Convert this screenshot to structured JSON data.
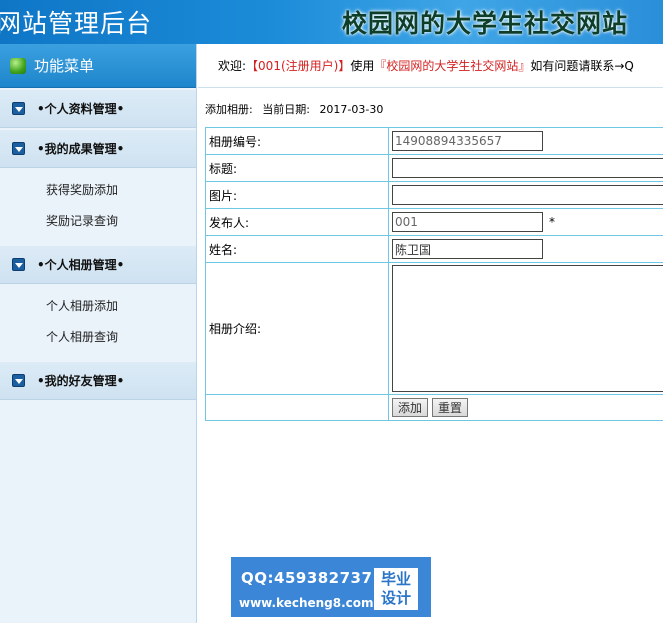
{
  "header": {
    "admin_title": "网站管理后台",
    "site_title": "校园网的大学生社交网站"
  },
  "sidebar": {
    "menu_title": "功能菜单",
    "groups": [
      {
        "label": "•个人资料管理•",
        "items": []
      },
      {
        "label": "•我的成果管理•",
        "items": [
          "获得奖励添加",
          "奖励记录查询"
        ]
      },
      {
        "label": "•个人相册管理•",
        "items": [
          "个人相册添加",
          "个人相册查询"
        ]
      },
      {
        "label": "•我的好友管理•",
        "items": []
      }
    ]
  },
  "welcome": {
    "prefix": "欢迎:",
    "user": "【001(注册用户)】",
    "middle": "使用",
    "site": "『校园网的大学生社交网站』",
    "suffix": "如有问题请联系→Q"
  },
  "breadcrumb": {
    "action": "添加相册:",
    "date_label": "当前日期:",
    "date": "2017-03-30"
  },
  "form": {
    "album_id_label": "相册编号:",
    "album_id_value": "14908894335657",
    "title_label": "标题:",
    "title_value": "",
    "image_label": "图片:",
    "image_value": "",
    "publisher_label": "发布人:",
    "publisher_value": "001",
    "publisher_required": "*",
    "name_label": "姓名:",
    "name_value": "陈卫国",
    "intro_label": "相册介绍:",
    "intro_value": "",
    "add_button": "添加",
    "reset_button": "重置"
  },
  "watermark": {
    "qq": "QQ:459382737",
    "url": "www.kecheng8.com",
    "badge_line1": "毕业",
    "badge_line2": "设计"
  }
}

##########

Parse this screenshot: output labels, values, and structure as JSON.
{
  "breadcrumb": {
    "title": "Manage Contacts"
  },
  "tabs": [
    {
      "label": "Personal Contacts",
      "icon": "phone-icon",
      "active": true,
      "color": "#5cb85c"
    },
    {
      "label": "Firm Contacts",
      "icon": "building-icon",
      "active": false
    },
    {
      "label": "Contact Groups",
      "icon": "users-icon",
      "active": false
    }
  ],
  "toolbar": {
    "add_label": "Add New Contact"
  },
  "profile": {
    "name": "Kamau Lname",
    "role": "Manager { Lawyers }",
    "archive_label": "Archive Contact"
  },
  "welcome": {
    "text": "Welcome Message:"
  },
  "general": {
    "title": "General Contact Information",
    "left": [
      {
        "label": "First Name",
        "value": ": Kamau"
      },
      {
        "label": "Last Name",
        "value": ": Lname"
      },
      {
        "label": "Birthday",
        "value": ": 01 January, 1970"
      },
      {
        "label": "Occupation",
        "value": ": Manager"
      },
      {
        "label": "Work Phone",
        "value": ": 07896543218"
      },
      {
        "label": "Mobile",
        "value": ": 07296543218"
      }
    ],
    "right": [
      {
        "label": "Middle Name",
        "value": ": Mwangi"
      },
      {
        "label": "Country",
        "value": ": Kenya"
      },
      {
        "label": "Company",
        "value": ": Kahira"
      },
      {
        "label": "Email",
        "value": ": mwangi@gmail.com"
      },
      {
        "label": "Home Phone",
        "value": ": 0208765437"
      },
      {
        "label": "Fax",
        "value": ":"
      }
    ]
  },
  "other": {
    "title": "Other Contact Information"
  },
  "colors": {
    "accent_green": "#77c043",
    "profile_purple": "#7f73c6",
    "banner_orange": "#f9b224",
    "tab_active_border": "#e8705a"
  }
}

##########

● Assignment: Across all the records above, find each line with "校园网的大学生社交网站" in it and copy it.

● Response to this task:
    "site_title": "校园网的大学生社交网站"
    "site": "『校园网的大学生社交网站』",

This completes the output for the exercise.